The Education Department disclosed in May that the scores of more than 200,000 third-grade tests were wrong in 2006, erasing a historic, 8 percent spike in the number of third-graders reading at grade level that year.
The department then named a high-profile advisory panel of superintendents and testing experts, which in turn decided to hire the Buros Center.
The Buros review, which is ongoing on other FCAT-related matters, "looks good so far," said John Hilderbrand, Hillsborough's director of assessment and a member of the state panel.
It took "a lot of guts" for the state to let national experts put its testing system under the microscope, said Hilderbrand, who has been critical of some aspects of the state's testing regimen.
The Buros report, though, won't end a wide-ranging debate over how the FCAT is used to grade schools, evaluate some teachers and retain some students. And it may add fuel to the fire.
The Buros experts described the FCAT as "professionally developed," called its Education Department overseers high quality and said the steady increases on the third-grade reading test are "valid reflections of increased student learning."
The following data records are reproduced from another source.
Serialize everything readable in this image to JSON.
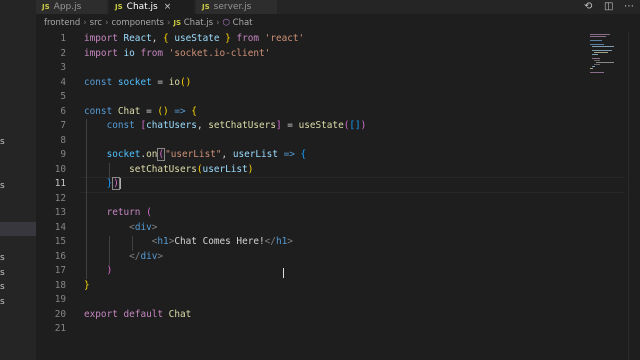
{
  "tabs": [
    {
      "icon": "JS",
      "label": "App.js",
      "active": false
    },
    {
      "icon": "JS",
      "label": "Chat.js",
      "active": true,
      "close": "×"
    },
    {
      "icon": "JS",
      "label": "server.js",
      "active": false
    }
  ],
  "breadcrumb": [
    "frontend",
    "src",
    "components",
    "Chat.js",
    "Chat"
  ],
  "sidebar_fragments": [
    "s",
    "s",
    "s",
    "s",
    "s",
    "s"
  ],
  "editor": {
    "current_line": 11,
    "line_numbers": [
      "1",
      "2",
      "3",
      "4",
      "5",
      "6",
      "7",
      "8",
      "9",
      "10",
      "11",
      "12",
      "13",
      "14",
      "15",
      "16",
      "17",
      "18",
      "19",
      "20",
      "21"
    ]
  },
  "colors": {
    "editor_bg": "#1e1e1e",
    "keyword": "#c586c0",
    "string": "#ce9178",
    "variable": "#9cdcfe",
    "function": "#dcdcaa",
    "js_icon": "#cbcb41"
  },
  "icons": {
    "split": "split-editor-icon",
    "compare": "compare-icon",
    "more": "more-actions-icon"
  }
}
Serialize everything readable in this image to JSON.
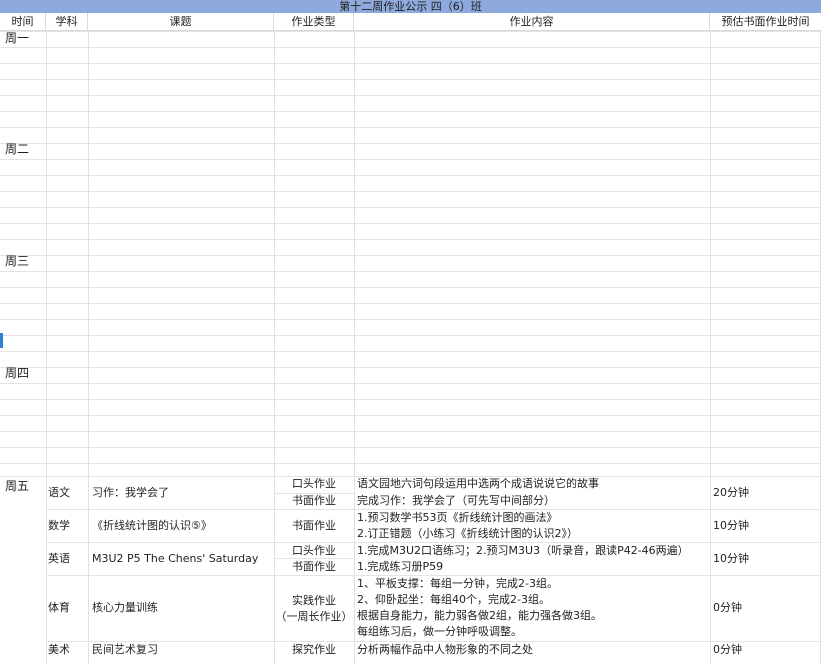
{
  "sheet": {
    "title": "第十二周作业公示  四（6）班",
    "headers": {
      "time": "时间",
      "subject": "学科",
      "topic": "课题",
      "type": "作业类型",
      "content": "作业内容",
      "duration": "预估书面作业时间"
    },
    "days": [
      "周一",
      "周二",
      "周三",
      "周四",
      "周五"
    ],
    "friday": {
      "chinese": {
        "subject": "语文",
        "topic": "习作：我学会了",
        "type_1": "口头作业",
        "type_2": "书面作业",
        "content_1": "语文园地六词句段运用中选两个成语说说它的故事",
        "content_2": "完成习作：我学会了（可先写中间部分）",
        "duration": "20分钟"
      },
      "math": {
        "subject": "数学",
        "topic": "《折线统计图的认识⑤》",
        "type": "书面作业",
        "content_1": "1.预习数学书53页《折线统计图的画法》",
        "content_2": "2.订正错题（小练习《折线统计图的认识2》）",
        "duration": "10分钟"
      },
      "english": {
        "subject": "英语",
        "topic": "M3U2 P5 The Chens' Saturday",
        "type_1": "口头作业",
        "type_2": "书面作业",
        "content_1": "1.完成M3U2口语练习；2.预习M3U3（听录音，跟读P42-46两遍）",
        "content_2": "1.完成练习册P59",
        "duration": "10分钟"
      },
      "pe": {
        "subject": "体育",
        "topic": "核心力量训练",
        "type_1": "实践作业",
        "type_2": "（一周长作业）",
        "content_1": "1、平板支撑：每组一分钟，完成2-3组。",
        "content_2": "2、仰卧起坐：每组40个，完成2-3组。",
        "content_3": "根据自身能力，能力弱各做2组，能力强各做3组。",
        "content_4": "每组练习后，做一分钟呼吸调整。",
        "duration": "0分钟"
      },
      "art": {
        "subject": "美术",
        "topic": "民间艺术复习",
        "type": "探究作业",
        "content": "分析两幅作品中人物形象的不同之处",
        "duration": "0分钟"
      }
    }
  },
  "colors": {
    "title_bg": "#8ea9db",
    "grid": "#e3e3e3",
    "cursor": "#2f7fd6"
  }
}
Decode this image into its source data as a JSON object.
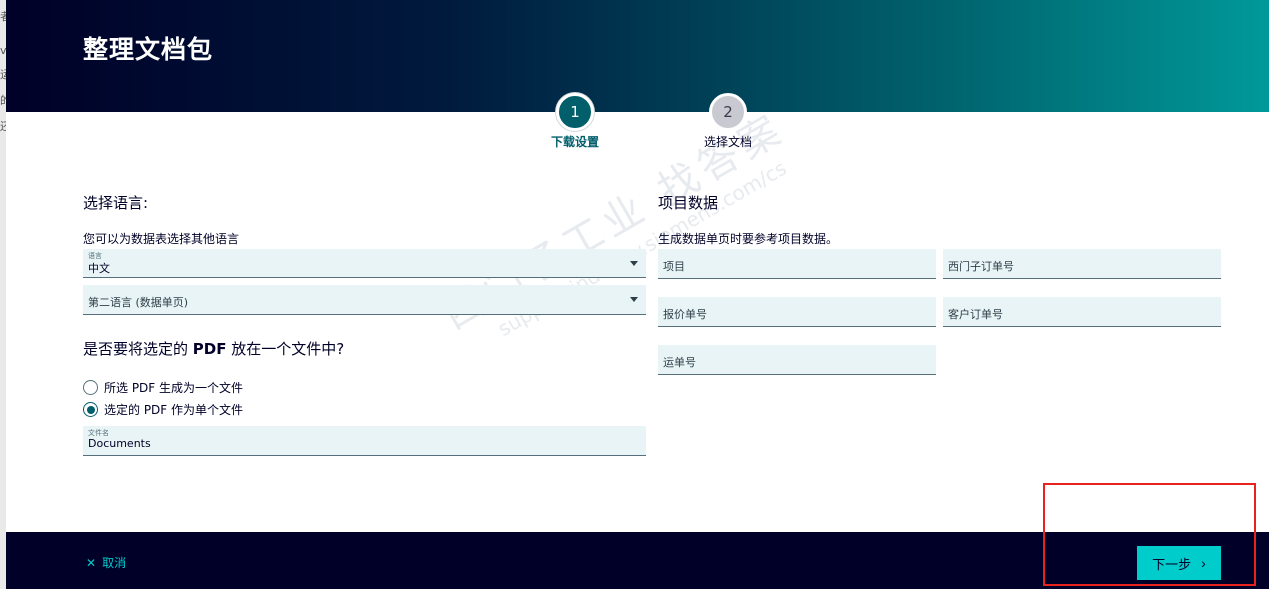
{
  "background_page": {
    "fragments": [
      "者",
      "v",
      "运",
      "的",
      "还"
    ]
  },
  "header": {
    "title": "整理文档包"
  },
  "stepper": {
    "steps": [
      {
        "number": "1",
        "label": "下载设置"
      },
      {
        "number": "2",
        "label": "选择文档"
      }
    ]
  },
  "language": {
    "title": "选择语言:",
    "hint": "您可以为数据表选择其他语言",
    "language_field": {
      "label": "语言",
      "value": "中文"
    },
    "second_language_field": {
      "placeholder": "第二语言 (数据单页)"
    }
  },
  "pdf": {
    "title_before": "是否要将选定的 ",
    "title_bold": "PDF",
    "title_after": " 放在一个文件中?",
    "options": [
      {
        "label": "所选 PDF 生成为一个文件",
        "checked": false
      },
      {
        "label": "选定的 PDF 作为单个文件",
        "checked": true
      }
    ],
    "filename_field": {
      "label": "文件名",
      "value": "Documents"
    }
  },
  "project": {
    "title": "项目数据",
    "hint": "生成数据单页时要参考项目数据。",
    "fields": {
      "project": "项目",
      "siemens_order": "西门子订单号",
      "quote": "报价单号",
      "customer_order": "客户订单号",
      "waybill": "运单号"
    }
  },
  "watermark": {
    "line1": "西门子工业 找答案",
    "line2": "support.industry.siemens.com/cs"
  },
  "footer": {
    "cancel_label": "取消",
    "next_label": "下一步"
  },
  "colors": {
    "accent": "#00cccc",
    "primary": "#005f6b",
    "dark": "#000028",
    "highlight": "#e8221c"
  }
}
But they also suggested major policy changes, including using more than FCAT scores to evaluate schools and using more than one year's worth of data when making decisions about sanctions and rewards.
Sherman Dorm, a University of South Florida professor and another member of the state oversight panel, said the Education Department did not shy from implementing some of the technical suggestions Buros made in an earlier report.
"It will be very interesting to see if the state of Florida takes the same approach to dealing with the policy recommendations," he said.